Friday, January 10, 2020

Four Recent Articles

Is repair going mainstream? Here are four recent articles:

1) The New York Times on how our military can't repair its own stuff:
We've been framing Right to Repair as a sustainability and resiliency issue for communities and individuals; this op-ed in the New York Times frames it as a military readiness and national security issue.
In reality: any community — domestic, military, etc.— that moves away from understanding the things it uses and relies on is at systemic risk. And you have to wonder what it takes for the military to go public with an issue like this. This isn't a rogue captain posting an op ed in the NY Times. It's clearly sanctioned.

2) The Wall Street Journal encouraging buying long-lived and repairable goods:
Good to have this article in the conservative mainstream press. Our variation on this message is: once you learn to repair something you own you essentially bestow it with a lifetime warranty.

3) The Minneapolis Star Tribune notes old non-computerized tractors are now a hot commodity:
John Deere has long been an opponent of Right-to-Repair, they've gone as far as arguing in court that the Digital Millennium Copyright Act (DMCA) allows them to assert that when you buy a modern tractor from them you're no longer purchasing a tractor, you're only purchasing a license to operate the tractor. (Interestingly: Canadian farmers are not subject to the DMCA and are still allowed to repair their own John Deere farm equipment.)

4) Forbes on how subsidized phones for low-income people are infected with malware:
We've seen these symptoms at Fixit Clinic but weren't sure it was built-in malware, it's reassuring to get independent verification.

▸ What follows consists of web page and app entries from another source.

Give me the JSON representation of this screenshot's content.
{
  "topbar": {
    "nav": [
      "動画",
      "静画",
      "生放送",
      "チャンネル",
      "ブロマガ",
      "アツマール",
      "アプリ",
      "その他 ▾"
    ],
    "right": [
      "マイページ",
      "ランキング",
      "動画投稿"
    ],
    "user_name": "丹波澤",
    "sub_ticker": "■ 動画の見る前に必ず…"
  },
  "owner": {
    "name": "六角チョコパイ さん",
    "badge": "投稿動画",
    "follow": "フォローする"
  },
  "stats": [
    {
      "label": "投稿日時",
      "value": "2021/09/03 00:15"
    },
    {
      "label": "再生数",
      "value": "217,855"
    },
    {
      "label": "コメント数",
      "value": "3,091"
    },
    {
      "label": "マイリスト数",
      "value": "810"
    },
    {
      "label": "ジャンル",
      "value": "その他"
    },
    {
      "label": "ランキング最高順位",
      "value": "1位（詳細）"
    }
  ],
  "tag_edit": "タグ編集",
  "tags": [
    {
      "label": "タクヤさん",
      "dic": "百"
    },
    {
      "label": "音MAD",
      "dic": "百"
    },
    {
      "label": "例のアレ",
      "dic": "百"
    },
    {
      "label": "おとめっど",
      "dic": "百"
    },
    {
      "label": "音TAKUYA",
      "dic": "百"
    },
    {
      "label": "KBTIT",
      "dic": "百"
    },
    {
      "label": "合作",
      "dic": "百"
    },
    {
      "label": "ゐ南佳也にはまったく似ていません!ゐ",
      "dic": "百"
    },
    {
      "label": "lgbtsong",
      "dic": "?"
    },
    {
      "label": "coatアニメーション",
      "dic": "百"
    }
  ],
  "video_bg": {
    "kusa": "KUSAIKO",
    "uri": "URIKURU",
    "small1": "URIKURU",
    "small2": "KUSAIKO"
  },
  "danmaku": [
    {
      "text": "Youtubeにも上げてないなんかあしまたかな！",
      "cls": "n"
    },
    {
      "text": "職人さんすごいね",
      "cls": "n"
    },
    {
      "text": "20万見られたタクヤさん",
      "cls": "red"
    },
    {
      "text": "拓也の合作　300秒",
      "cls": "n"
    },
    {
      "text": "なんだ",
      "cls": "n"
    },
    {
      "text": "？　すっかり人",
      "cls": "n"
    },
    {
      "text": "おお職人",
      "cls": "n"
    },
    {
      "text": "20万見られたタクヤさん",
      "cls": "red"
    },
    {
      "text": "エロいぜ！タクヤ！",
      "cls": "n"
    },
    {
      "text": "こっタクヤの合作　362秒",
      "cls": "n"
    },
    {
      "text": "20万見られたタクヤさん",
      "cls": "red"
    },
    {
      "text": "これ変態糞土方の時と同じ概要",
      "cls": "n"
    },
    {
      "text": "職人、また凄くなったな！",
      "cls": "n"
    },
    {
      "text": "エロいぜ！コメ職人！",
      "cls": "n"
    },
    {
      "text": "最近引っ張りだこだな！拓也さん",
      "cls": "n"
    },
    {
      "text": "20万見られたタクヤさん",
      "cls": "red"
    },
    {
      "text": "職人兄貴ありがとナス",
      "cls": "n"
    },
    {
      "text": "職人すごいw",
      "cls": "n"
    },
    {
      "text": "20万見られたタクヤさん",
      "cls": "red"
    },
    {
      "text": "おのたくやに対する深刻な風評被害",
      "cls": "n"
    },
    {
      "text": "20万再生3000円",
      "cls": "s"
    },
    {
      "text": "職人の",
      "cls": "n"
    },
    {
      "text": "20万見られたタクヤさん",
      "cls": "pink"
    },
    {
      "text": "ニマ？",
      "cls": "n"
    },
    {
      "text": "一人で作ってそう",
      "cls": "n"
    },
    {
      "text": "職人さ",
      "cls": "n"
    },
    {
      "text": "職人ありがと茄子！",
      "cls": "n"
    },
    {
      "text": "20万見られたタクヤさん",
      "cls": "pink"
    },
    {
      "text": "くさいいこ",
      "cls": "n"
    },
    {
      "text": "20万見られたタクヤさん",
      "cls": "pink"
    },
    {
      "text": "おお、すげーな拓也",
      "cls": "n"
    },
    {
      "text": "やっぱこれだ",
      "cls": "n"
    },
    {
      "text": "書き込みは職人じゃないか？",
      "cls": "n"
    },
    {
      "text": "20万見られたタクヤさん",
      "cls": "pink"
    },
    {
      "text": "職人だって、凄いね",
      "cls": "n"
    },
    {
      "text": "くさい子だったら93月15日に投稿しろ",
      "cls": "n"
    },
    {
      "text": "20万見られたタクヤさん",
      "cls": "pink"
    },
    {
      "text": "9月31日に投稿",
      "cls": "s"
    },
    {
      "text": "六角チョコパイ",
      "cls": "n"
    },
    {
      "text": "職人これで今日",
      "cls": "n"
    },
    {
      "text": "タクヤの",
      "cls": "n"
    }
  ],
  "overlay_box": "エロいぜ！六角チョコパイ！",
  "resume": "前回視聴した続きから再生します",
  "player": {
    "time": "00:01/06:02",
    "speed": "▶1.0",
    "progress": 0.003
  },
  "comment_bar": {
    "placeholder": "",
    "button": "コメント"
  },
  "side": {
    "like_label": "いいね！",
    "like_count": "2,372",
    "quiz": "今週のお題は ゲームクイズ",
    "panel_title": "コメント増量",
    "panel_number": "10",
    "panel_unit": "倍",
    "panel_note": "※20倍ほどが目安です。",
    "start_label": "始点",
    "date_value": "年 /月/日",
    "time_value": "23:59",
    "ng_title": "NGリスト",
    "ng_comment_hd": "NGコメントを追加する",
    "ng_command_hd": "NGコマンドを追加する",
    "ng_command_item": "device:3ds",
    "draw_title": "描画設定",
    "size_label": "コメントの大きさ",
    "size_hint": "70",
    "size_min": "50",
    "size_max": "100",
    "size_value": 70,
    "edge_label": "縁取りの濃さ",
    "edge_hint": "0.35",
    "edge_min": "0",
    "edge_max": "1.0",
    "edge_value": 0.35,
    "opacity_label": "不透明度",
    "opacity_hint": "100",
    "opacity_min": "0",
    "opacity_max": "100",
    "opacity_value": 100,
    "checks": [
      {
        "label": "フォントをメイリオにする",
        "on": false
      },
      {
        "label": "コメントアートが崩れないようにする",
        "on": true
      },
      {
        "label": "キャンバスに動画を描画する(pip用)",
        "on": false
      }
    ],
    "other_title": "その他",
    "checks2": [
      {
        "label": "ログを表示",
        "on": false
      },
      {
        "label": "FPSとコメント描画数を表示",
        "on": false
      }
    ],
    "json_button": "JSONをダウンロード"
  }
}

As software and hardware merge we're seeing more issues around digital inclusion, digital literacy, digital equity. Should low-income people have to accept less privacy?